Also remember that the majority of the “Roadshow” runs were of the shorter version. The film only played in its longer cut for about 4 weeks in the five premiere theatres: New York, L.A., Chicago, Boston, London; as of about 12/18/63, all of those engagements began playing the new shortened version and all future Roadshow engagements also received the shortened version.

Manwithnoname on October 25, 2013 at 5:37 pm

IAMMMMW is the general release version at 154 minutes.

Ed Solero
Ed Solero on October 25, 2013 at 5:25 pm

bijoe59… the film would have been a United Artists property, if not owned by Kramer himself. MGM’s ownsership of UA (and therefore IAMMMMW) would not have occured until some 15 or 16 years after the film was edited for general release.

bigjoe59 on October 25, 2013 at 5:06 pm


it seems MGM was better at keeping their complete roadshow prints in first rate condition than other companies. my point being if the showing of IAMMMMW is the general release print which is like 40mins.? shorter than the original roadshow cut why bother?

RogerA on October 25, 2013 at 4:36 pm

the 6 channel mix sounded better 5 behind the screen and one surround channel with no sub. That is how is was released

Ed Solero
Ed Solero on October 25, 2013 at 4:31 pm

Probably the 4K version of the general release that is the basis of the forthcoming Criterion Blu-Ray release, I suspect. The Blu-Ray, will evidently include a hi-def digital transfer of an even longer approximation of the roadshow cut, in a 197-minute version, assembled by Robert A Harris (natch). It is said to include scenes that have been returned to the film for the first time since its original release. I wonder if this includes an audio-and-stills-only recreation of the lost phone call between Spencer Tracy and Buster Keaton. The material for the release also says that both versions of the film will feature 5.1 surround audio.
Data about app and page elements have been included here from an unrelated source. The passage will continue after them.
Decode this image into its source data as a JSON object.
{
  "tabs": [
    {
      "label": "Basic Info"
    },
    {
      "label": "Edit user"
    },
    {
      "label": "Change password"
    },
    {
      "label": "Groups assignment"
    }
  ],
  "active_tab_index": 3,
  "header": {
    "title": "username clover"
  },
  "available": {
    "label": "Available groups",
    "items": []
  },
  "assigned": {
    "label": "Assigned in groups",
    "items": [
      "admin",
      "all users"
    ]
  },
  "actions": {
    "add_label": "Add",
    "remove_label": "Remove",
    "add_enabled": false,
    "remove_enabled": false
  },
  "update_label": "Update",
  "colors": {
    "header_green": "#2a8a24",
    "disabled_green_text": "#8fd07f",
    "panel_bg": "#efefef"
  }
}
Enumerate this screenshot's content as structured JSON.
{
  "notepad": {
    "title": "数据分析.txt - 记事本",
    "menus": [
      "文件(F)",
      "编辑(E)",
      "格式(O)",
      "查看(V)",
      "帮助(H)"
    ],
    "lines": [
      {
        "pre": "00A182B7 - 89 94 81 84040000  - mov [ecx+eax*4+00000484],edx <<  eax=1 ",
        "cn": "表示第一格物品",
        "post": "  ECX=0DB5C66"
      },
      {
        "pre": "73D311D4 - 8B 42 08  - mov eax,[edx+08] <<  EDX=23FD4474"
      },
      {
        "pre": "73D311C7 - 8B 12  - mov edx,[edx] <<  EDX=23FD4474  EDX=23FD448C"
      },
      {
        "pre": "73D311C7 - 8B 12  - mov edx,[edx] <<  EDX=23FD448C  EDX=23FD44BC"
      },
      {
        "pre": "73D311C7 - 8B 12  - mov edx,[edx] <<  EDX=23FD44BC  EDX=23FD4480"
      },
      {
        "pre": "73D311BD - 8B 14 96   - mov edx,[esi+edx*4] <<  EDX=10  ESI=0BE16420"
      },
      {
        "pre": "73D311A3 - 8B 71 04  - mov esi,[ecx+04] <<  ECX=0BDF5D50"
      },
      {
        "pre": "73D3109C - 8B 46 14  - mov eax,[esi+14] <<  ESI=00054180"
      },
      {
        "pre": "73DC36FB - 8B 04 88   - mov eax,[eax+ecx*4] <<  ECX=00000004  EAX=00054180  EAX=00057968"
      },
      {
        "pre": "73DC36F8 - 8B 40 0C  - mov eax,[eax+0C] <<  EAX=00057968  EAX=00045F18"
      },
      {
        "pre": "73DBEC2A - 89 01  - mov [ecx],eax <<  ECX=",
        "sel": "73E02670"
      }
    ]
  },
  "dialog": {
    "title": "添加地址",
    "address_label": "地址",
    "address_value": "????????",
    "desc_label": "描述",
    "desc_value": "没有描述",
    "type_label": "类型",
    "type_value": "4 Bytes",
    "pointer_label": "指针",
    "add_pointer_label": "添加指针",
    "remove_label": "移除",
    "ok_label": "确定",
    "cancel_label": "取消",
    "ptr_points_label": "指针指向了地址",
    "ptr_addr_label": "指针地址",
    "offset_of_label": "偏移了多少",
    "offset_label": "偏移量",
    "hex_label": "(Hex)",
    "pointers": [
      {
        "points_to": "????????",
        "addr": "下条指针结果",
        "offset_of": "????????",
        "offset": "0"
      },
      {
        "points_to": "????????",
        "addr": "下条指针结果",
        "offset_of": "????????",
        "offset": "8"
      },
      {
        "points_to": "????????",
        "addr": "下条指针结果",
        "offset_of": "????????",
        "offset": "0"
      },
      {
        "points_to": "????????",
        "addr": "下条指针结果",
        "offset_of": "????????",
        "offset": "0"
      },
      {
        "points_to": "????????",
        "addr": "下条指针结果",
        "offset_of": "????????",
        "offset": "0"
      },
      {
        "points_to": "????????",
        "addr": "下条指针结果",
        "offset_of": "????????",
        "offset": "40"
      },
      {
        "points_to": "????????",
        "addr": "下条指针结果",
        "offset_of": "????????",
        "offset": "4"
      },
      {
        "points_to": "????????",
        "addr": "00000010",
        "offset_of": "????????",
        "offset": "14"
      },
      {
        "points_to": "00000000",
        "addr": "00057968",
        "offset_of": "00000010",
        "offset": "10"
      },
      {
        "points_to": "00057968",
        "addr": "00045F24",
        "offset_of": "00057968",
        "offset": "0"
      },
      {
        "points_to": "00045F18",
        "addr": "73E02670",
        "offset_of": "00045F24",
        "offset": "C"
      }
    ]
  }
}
I’ll be 3000 miles away in NYC, so, whichever version is screened at the Dome, I’ll have to settle for Criterion release in January.